Abstract

Aristotle’s claim that poetry is “a more philosophic and better thing” than history (Poet. 9.1451b5–6) and his description of the “poetic universal” have been the source of much scholarly discussion. Although many scholars have mined Poetics 9 as a source of Aristotle’s views toward history, in my contribution I caution against doing so. Critics of Aristotle’s remarks have often failed to appreciate the expository principle that governs Poetics 6–12, which begins with a definition of tragedy and then elucidates the terms of that definition by means of a series of juxtapositions. The juxtaposition between poetry and history is one such instance that seeks to elucidate what sort of plot exemplifies a causal unity such that the events of a play unfold with likelihood or necessity. Within that context, Aristotle compares history and poetry in order to elucidate the object of poetic mimesis rather than to criticize history as a discipline.
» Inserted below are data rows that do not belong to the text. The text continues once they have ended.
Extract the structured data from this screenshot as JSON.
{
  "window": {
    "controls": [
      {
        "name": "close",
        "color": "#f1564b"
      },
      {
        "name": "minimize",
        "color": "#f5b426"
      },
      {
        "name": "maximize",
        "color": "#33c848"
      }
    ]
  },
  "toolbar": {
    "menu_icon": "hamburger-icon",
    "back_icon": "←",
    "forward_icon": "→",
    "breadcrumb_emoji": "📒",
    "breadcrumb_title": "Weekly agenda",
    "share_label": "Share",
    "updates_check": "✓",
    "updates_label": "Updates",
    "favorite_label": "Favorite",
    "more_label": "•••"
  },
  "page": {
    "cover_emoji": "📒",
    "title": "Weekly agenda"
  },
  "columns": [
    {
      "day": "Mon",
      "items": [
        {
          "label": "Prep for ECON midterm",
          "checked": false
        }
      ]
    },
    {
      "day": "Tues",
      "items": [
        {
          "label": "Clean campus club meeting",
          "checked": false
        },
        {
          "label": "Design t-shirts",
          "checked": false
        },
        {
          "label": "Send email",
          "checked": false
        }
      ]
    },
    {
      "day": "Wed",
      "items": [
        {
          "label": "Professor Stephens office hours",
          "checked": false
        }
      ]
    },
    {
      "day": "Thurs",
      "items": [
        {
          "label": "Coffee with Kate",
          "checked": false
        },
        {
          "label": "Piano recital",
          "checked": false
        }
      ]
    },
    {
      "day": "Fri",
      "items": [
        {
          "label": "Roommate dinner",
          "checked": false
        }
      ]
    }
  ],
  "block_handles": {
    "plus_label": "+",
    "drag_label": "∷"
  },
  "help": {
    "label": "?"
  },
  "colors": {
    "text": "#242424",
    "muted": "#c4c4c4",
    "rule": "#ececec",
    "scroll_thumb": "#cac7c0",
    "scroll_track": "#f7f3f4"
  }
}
Viewing Aristotle as antagonistic toward history fails to appreciate the expository structure of the Poetics and obscures the resource that history provides to the poet, a point that I explore by considering what Aristotle would have thought of an “historical” tragedy like Aeschylus’s Persians.

In: Reading Aristotle
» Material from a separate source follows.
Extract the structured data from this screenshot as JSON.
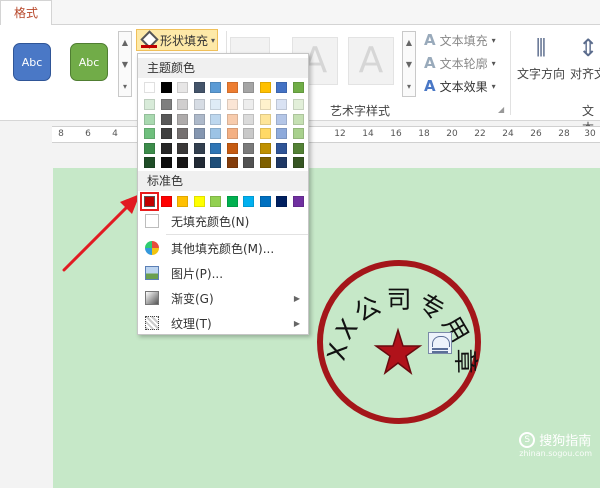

Abstract

Politics VII.1-3 enacts a contest that concludes that ‘whether for a whole city-state in common or for an individual, the best way of life would be a practical one’ (ἄριστος βίος ὁ πρακτικός [VII.3 1325b15-16]). Scholarship on VII.1-3 has focused on the best way of life for an individual to the neglect and even misunderstanding of the best way of life for a polis. The best way of life for a polis is, I argue, a specification of the foreign policy or ‘inter-polis’ relations for the best constitution. Such a foreign policy appears to include the possibilities of both isolationism and regional hegemony, although Politics VII-VIII more broadly suggests that such latitude is constrained by the teleology of life, which shows that war should be pursued only for the sake of peace.

In: Volume null: Issue null: Polis: The Journal for Ancient Greek and Roman Political Thought